TASK INPUT
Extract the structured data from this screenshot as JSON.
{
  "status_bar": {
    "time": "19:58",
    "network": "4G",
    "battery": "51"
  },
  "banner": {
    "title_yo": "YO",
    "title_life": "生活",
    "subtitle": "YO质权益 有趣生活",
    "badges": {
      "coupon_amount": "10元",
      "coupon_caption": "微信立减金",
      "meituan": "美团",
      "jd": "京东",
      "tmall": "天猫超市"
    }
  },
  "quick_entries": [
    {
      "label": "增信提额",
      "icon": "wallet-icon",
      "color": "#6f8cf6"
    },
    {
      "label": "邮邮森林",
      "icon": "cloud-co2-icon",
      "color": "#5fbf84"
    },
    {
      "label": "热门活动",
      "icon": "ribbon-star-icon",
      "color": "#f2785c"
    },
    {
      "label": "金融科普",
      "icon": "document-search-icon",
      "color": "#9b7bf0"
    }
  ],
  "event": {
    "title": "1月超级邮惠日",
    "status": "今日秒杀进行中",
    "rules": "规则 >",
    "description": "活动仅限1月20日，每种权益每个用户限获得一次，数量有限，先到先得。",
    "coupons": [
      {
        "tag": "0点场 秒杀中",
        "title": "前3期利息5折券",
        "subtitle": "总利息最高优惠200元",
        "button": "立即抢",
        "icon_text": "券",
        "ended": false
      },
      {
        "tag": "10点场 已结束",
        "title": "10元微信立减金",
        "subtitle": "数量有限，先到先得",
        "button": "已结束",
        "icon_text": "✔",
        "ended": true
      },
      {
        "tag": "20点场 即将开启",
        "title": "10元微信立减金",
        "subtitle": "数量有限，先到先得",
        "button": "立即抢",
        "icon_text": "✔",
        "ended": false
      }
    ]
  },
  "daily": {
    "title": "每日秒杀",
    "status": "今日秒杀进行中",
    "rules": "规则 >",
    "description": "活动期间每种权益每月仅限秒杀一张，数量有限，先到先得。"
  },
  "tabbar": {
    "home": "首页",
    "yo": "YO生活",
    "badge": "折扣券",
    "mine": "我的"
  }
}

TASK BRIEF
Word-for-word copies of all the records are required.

ANSWER SECTION
Extract the structured data from this screenshot as JSON.
{
  "status_bar": {
    "time": "19:58",
    "network": "4G",
    "battery": "51"
  },
  "banner": {
    "title_yo": "YO",
    "title_life": "生活",
    "subtitle": "YO质权益 有趣生活",
    "badges": {
      "coupon_amount": "10元",
      "coupon_caption": "微信立减金",
      "meituan": "美团",
      "jd": "京东",
      "tmall": "天猫超市"
    }
  },
  "quick_entries": [
    {
      "label": "增信提额",
      "icon": "wallet-icon",
      "color": "#6f8cf6"
    },
    {
      "label": "邮邮森林",
      "icon": "cloud-co2-icon",
      "color": "#5fbf84"
    },
    {
      "label": "热门活动",
      "icon": "ribbon-star-icon",
      "color": "#f2785c"
    },
    {
      "label": "金融科普",
      "icon": "document-search-icon",
      "color": "#9b7bf0"
    }
  ],
  "event": {
    "title": "1月超级邮惠日",
    "status": "今日秒杀进行中",
    "rules": "规则 >",
    "description": "活动仅限1月20日，每种权益每个用户限获得一次，数量有限，先到先得。",
    "coupons": [
      {
        "tag": "0点场 秒杀中",
        "title": "前3期利息5折券",
        "subtitle": "总利息最高优惠200元",
        "button": "立即抢",
        "icon_text": "券",
        "ended": false
      },
      {
        "tag": "10点场 已结束",
        "title": "10元微信立减金",
        "subtitle": "数量有限，先到先得",
        "button": "已结束",
        "icon_text": "✔",
        "ended": true
      },
      {
        "tag": "20点场 即将开启",
        "title": "10元微信立减金",
        "subtitle": "数量有限，先到先得",
        "button": "立即抢",
        "icon_text": "✔",
        "ended": false
      }
    ]
  },
  "daily": {
    "title": "每日秒杀",
    "status": "今日秒杀进行中",
    "rules": "规则 >",
    "description": "活动期间每种权益每月仅限秒杀一张，数量有限，先到先得。"
  },
  "tabbar": {
    "home": "首页",
    "yo": "YO生活",
    "badge": "折扣券",
    "mine": "我的"
  }
}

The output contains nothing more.